Try it:
Output the entries exactly.

Information supplied:
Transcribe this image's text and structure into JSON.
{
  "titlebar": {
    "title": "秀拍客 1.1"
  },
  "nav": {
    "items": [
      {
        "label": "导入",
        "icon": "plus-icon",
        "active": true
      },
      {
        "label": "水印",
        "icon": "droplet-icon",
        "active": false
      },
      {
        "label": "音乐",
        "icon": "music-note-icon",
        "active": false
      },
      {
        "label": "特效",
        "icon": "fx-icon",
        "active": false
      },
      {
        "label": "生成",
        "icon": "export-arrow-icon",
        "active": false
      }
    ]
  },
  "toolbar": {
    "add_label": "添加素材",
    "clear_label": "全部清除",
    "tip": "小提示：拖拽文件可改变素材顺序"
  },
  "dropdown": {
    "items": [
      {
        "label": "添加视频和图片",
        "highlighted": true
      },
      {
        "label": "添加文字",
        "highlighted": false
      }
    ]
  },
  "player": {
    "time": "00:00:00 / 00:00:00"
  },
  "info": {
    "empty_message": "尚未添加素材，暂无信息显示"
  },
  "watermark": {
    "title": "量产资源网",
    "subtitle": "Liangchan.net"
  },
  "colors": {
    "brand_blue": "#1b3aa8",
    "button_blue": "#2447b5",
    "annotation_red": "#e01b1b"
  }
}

Written solution:
Transcribe this image's text and structure into JSON.
{
  "titlebar": {
    "title": "秀拍客 1.1"
  },
  "nav": {
    "items": [
      {
        "label": "导入",
        "icon": "plus-icon",
        "active": true
      },
      {
        "label": "水印",
        "icon": "droplet-icon",
        "active": false
      },
      {
        "label": "音乐",
        "icon": "music-note-icon",
        "active": false
      },
      {
        "label": "特效",
        "icon": "fx-icon",
        "active": false
      },
      {
        "label": "生成",
        "icon": "export-arrow-icon",
        "active": false
      }
    ]
  },
  "toolbar": {
    "add_label": "添加素材",
    "clear_label": "全部清除",
    "tip": "小提示：拖拽文件可改变素材顺序"
  },
  "dropdown": {
    "items": [
      {
        "label": "添加视频和图片",
        "highlighted": true
      },
      {
        "label": "添加文字",
        "highlighted": false
      }
    ]
  },
  "player": {
    "time": "00:00:00 / 00:00:00"
  },
  "info": {
    "empty_message": "尚未添加素材，暂无信息显示"
  },
  "watermark": {
    "title": "量产资源网",
    "subtitle": "Liangchan.net"
  },
  "colors": {
    "brand_blue": "#1b3aa8",
    "button_blue": "#2447b5",
    "annotation_red": "#e01b1b"
  }
}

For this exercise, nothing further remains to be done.